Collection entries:
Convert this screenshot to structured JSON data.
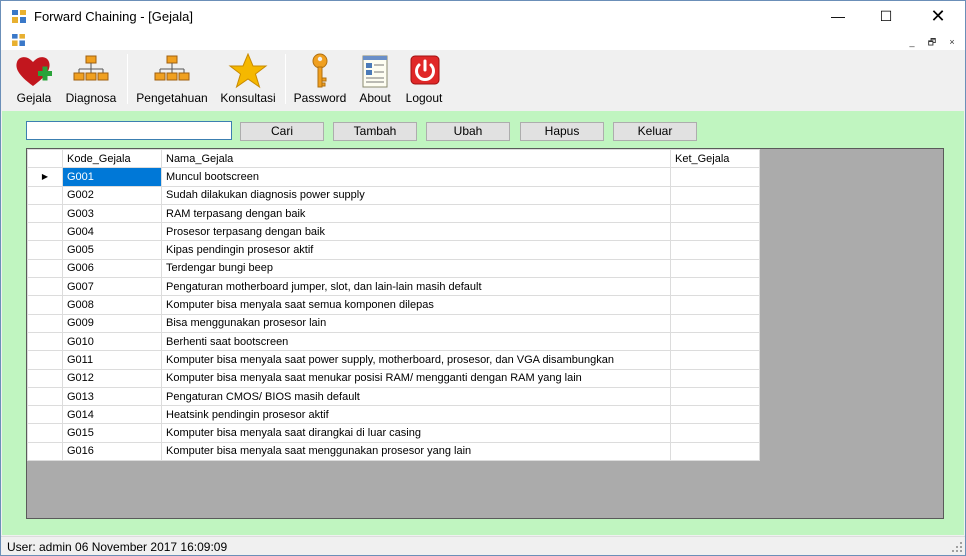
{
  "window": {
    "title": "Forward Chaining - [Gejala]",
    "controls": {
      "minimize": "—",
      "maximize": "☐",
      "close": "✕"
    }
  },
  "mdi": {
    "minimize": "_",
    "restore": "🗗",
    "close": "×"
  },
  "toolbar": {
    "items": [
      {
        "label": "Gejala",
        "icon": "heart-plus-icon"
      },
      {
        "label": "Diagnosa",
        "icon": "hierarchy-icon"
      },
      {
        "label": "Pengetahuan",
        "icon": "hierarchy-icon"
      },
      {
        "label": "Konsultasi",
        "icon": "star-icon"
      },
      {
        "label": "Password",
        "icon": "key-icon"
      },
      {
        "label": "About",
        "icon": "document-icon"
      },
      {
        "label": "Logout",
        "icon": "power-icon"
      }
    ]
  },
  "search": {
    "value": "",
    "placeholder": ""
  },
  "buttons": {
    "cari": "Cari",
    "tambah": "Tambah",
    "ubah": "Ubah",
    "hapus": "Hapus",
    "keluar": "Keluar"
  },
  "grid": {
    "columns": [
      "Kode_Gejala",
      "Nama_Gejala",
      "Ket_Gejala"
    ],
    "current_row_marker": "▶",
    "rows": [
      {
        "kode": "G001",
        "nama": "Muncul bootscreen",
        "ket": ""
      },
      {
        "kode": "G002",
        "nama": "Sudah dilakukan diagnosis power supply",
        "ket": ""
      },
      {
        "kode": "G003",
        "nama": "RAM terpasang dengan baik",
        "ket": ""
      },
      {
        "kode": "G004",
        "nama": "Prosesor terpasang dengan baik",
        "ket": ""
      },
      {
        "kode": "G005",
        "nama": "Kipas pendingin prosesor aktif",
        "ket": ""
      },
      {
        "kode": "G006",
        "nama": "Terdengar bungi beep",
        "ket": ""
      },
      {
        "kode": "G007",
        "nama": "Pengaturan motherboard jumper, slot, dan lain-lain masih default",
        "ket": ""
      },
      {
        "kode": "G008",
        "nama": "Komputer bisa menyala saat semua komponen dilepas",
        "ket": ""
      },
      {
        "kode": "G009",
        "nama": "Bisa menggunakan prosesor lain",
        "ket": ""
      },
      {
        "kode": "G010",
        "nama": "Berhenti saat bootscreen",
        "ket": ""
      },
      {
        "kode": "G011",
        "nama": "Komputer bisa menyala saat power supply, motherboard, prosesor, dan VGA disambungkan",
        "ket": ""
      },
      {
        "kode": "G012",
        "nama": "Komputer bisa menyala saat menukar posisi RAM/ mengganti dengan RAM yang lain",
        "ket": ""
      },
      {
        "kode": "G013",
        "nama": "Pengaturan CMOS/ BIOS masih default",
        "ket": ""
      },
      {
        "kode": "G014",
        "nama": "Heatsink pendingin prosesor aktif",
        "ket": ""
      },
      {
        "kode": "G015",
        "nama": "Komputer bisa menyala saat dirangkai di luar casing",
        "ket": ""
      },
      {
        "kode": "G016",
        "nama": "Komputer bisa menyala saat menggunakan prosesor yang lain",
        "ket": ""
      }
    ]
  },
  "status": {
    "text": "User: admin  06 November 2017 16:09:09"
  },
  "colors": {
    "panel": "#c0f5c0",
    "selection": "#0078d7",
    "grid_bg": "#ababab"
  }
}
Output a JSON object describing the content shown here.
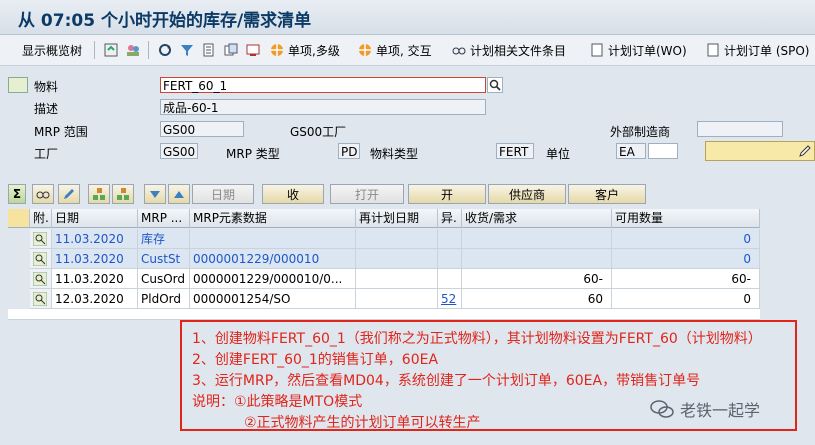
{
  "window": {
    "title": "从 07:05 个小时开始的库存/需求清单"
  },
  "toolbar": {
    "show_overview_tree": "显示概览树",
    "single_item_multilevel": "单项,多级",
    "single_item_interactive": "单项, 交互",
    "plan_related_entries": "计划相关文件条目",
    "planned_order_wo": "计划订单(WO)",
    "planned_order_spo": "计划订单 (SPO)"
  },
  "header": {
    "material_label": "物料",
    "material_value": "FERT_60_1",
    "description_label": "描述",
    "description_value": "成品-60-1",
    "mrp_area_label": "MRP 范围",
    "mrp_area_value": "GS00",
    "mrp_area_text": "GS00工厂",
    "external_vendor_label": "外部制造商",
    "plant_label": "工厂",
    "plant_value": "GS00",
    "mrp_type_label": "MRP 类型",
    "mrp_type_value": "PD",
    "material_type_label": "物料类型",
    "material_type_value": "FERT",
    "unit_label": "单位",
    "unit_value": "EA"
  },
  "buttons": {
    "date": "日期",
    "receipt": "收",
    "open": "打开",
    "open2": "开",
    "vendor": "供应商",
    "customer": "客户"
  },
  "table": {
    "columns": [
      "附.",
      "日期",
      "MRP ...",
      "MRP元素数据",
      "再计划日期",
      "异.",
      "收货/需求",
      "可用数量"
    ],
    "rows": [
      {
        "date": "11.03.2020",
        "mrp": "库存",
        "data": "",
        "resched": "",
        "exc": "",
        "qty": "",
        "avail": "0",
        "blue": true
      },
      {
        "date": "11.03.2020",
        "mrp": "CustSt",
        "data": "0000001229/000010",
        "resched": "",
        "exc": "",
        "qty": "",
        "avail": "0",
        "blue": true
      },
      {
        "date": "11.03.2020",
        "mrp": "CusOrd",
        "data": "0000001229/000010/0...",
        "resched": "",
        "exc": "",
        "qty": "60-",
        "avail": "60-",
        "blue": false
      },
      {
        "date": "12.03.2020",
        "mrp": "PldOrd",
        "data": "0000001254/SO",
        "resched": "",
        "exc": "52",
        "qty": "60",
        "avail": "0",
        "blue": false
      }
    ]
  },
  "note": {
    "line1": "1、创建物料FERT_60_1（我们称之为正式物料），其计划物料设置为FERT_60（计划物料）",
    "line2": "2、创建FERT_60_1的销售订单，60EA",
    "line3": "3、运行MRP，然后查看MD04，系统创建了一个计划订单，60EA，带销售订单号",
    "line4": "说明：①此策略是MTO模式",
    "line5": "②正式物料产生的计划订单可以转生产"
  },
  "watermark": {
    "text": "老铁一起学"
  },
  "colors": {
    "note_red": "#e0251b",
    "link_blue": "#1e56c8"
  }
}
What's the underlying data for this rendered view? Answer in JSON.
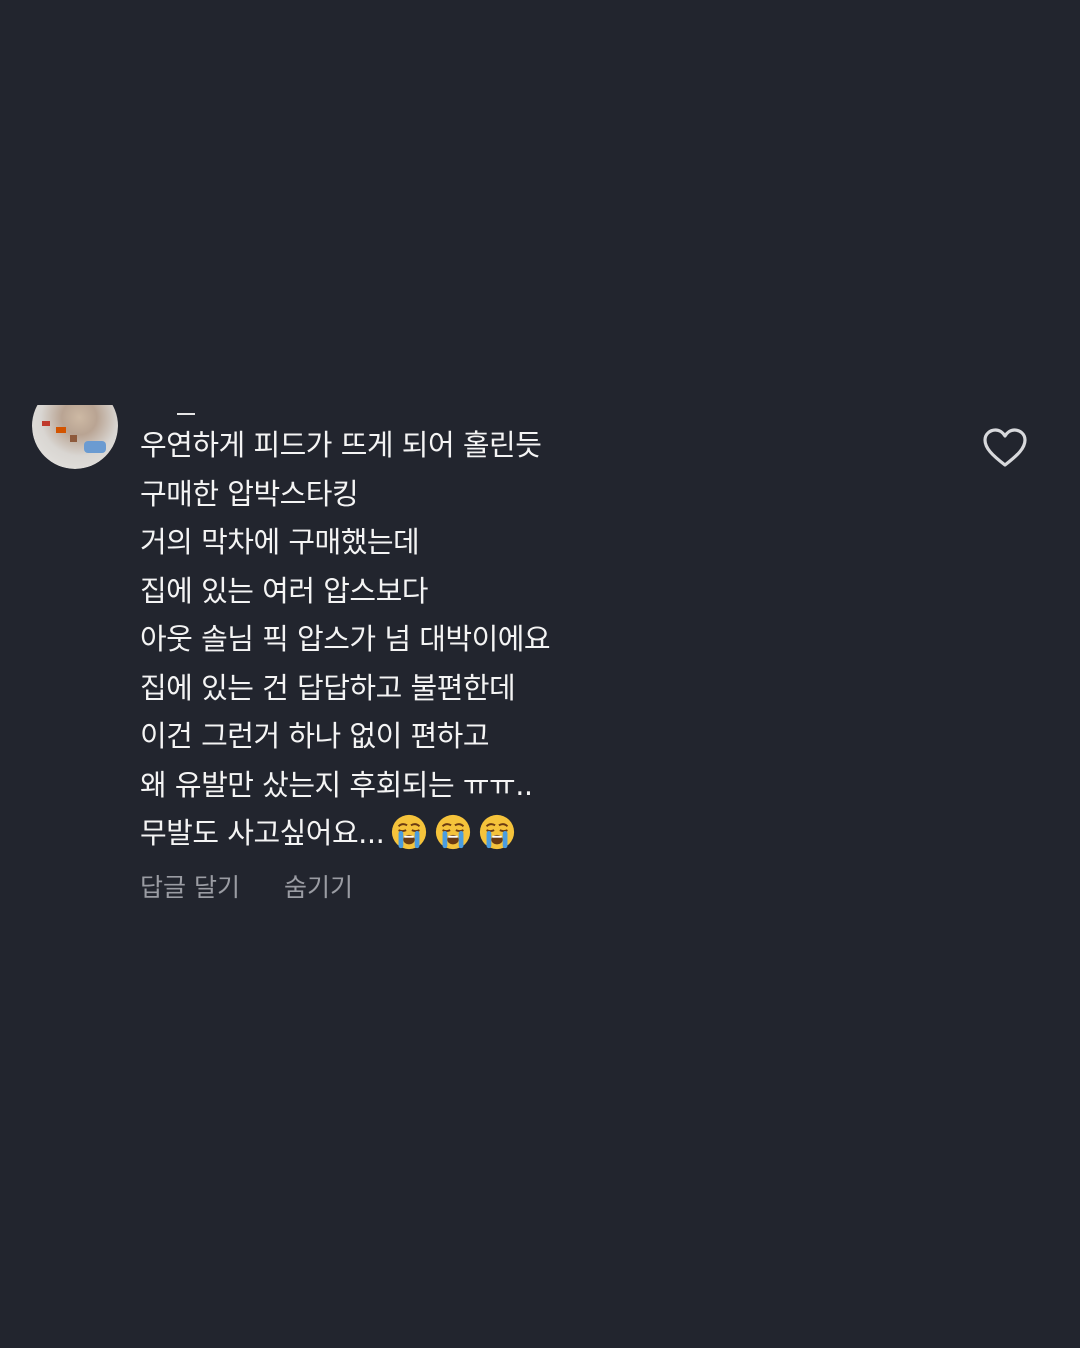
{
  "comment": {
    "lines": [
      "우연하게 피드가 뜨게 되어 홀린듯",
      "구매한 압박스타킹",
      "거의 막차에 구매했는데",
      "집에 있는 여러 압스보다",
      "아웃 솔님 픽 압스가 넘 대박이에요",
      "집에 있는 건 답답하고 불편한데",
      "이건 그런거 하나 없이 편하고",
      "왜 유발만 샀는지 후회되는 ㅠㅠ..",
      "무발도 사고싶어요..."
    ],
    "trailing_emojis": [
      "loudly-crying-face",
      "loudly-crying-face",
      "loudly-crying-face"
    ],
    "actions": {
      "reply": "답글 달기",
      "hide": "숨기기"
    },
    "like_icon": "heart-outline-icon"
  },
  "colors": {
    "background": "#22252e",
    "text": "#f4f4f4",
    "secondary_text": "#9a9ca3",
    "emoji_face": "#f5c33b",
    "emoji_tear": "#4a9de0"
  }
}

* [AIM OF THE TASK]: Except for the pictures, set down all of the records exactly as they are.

* [YOUR SOLUTION]:
Convert this screenshot to structured JSON data.
{
  "window": {
    "title": "Forward Chaining - [Gejala]",
    "controls": {
      "minimize": "—",
      "maximize": "☐",
      "close": "✕"
    }
  },
  "mdi": {
    "minimize": "_",
    "restore": "🗗",
    "close": "×"
  },
  "toolbar": {
    "items": [
      {
        "label": "Gejala",
        "icon": "heart-plus-icon"
      },
      {
        "label": "Diagnosa",
        "icon": "hierarchy-icon"
      },
      {
        "label": "Pengetahuan",
        "icon": "hierarchy-icon"
      },
      {
        "label": "Konsultasi",
        "icon": "star-icon"
      },
      {
        "label": "Password",
        "icon": "key-icon"
      },
      {
        "label": "About",
        "icon": "document-icon"
      },
      {
        "label": "Logout",
        "icon": "power-icon"
      }
    ]
  },
  "search": {
    "value": "",
    "placeholder": ""
  },
  "buttons": {
    "cari": "Cari",
    "tambah": "Tambah",
    "ubah": "Ubah",
    "hapus": "Hapus",
    "keluar": "Keluar"
  },
  "grid": {
    "columns": [
      "Kode_Gejala",
      "Nama_Gejala",
      "Ket_Gejala"
    ],
    "current_row_marker": "▶",
    "rows": [
      {
        "kode": "G001",
        "nama": "Muncul bootscreen",
        "ket": ""
      },
      {
        "kode": "G002",
        "nama": "Sudah dilakukan diagnosis power supply",
        "ket": ""
      },
      {
        "kode": "G003",
        "nama": "RAM terpasang dengan baik",
        "ket": ""
      },
      {
        "kode": "G004",
        "nama": "Prosesor terpasang dengan baik",
        "ket": ""
      },
      {
        "kode": "G005",
        "nama": "Kipas pendingin prosesor aktif",
        "ket": ""
      },
      {
        "kode": "G006",
        "nama": "Terdengar bungi beep",
        "ket": ""
      },
      {
        "kode": "G007",
        "nama": "Pengaturan motherboard jumper, slot, dan lain-lain masih default",
        "ket": ""
      },
      {
        "kode": "G008",
        "nama": "Komputer bisa menyala saat semua komponen dilepas",
        "ket": ""
      },
      {
        "kode": "G009",
        "nama": "Bisa menggunakan prosesor lain",
        "ket": ""
      },
      {
        "kode": "G010",
        "nama": "Berhenti saat bootscreen",
        "ket": ""
      },
      {
        "kode": "G011",
        "nama": "Komputer bisa menyala saat power supply, motherboard, prosesor, dan VGA disambungkan",
        "ket": ""
      },
      {
        "kode": "G012",
        "nama": "Komputer bisa menyala saat menukar posisi RAM/ mengganti dengan RAM yang lain",
        "ket": ""
      },
      {
        "kode": "G013",
        "nama": "Pengaturan CMOS/ BIOS masih default",
        "ket": ""
      },
      {
        "kode": "G014",
        "nama": "Heatsink pendingin prosesor aktif",
        "ket": ""
      },
      {
        "kode": "G015",
        "nama": "Komputer bisa menyala saat dirangkai di luar casing",
        "ket": ""
      },
      {
        "kode": "G016",
        "nama": "Komputer bisa menyala saat menggunakan prosesor yang lain",
        "ket": ""
      }
    ]
  },
  "status": {
    "text": "User: admin  06 November 2017 16:09:09"
  },
  "colors": {
    "panel": "#c0f5c0",
    "selection": "#0078d7",
    "grid_bg": "#ababab"
  }
}
Output a JSON object describing the content shown here.
{
  "window": {
    "title": "从 07:05 个小时开始的库存/需求清单"
  },
  "toolbar": {
    "show_overview_tree": "显示概览树",
    "single_item_multilevel": "单项,多级",
    "single_item_interactive": "单项, 交互",
    "plan_related_entries": "计划相关文件条目",
    "planned_order_wo": "计划订单(WO)",
    "planned_order_spo": "计划订单 (SPO)"
  },
  "header": {
    "material_label": "物料",
    "material_value": "FERT_60_1",
    "description_label": "描述",
    "description_value": "成品-60-1",
    "mrp_area_label": "MRP 范围",
    "mrp_area_value": "GS00",
    "mrp_area_text": "GS00工厂",
    "external_vendor_label": "外部制造商",
    "plant_label": "工厂",
    "plant_value": "GS00",
    "mrp_type_label": "MRP 类型",
    "mrp_type_value": "PD",
    "material_type_label": "物料类型",
    "material_type_value": "FERT",
    "unit_label": "单位",
    "unit_value": "EA"
  },
  "buttons": {
    "date": "日期",
    "receipt": "收",
    "open": "打开",
    "open2": "开",
    "vendor": "供应商",
    "customer": "客户"
  },
  "table": {
    "columns": [
      "附.",
      "日期",
      "MRP ...",
      "MRP元素数据",
      "再计划日期",
      "异.",
      "收货/需求",
      "可用数量"
    ],
    "rows": [
      {
        "date": "11.03.2020",
        "mrp": "库存",
        "data": "",
        "resched": "",
        "exc": "",
        "qty": "",
        "avail": "0",
        "blue": true
      },
      {
        "date": "11.03.2020",
        "mrp": "CustSt",
        "data": "0000001229/000010",
        "resched": "",
        "exc": "",
        "qty": "",
        "avail": "0",
        "blue": true
      },
      {
        "date": "11.03.2020",
        "mrp": "CusOrd",
        "data": "0000001229/000010/0...",
        "resched": "",
        "exc": "",
        "qty": "60-",
        "avail": "60-",
        "blue": false
      },
      {
        "date": "12.03.2020",
        "mrp": "PldOrd",
        "data": "0000001254/SO",
        "resched": "",
        "exc": "52",
        "qty": "60",
        "avail": "0",
        "blue": false
      }
    ]
  },
  "note": {
    "line1": "1、创建物料FERT_60_1（我们称之为正式物料），其计划物料设置为FERT_60（计划物料）",
    "line2": "2、创建FERT_60_1的销售订单，60EA",
    "line3": "3、运行MRP，然后查看MD04，系统创建了一个计划订单，60EA，带销售订单号",
    "line4": "说明：①此策略是MTO模式",
    "line5": "②正式物料产生的计划订单可以转生产"
  },
  "watermark": {
    "text": "老铁一起学"
  },
  "colors": {
    "note_red": "#e0251b",
    "link_blue": "#1e56c8"
  }
}
What's the underlying data for this rendered view? Answer in JSON.
{
  "comment": {
    "lines": [
      "우연하게 피드가 뜨게 되어 홀린듯",
      "구매한 압박스타킹",
      "거의 막차에 구매했는데",
      "집에 있는 여러 압스보다",
      "아웃 솔님 픽 압스가 넘 대박이에요",
      "집에 있는 건 답답하고 불편한데",
      "이건 그런거 하나 없이 편하고",
      "왜 유발만 샀는지 후회되는 ㅠㅠ..",
      "무발도 사고싶어요..."
    ],
    "trailing_emojis": [
      "loudly-crying-face",
      "loudly-crying-face",
      "loudly-crying-face"
    ],
    "actions": {
      "reply": "답글 달기",
      "hide": "숨기기"
    },
    "like_icon": "heart-outline-icon"
  },
  "colors": {
    "background": "#22252e",
    "text": "#f4f4f4",
    "secondary_text": "#9a9ca3",
    "emoji_face": "#f5c33b",
    "emoji_tear": "#4a9de0"
  }
}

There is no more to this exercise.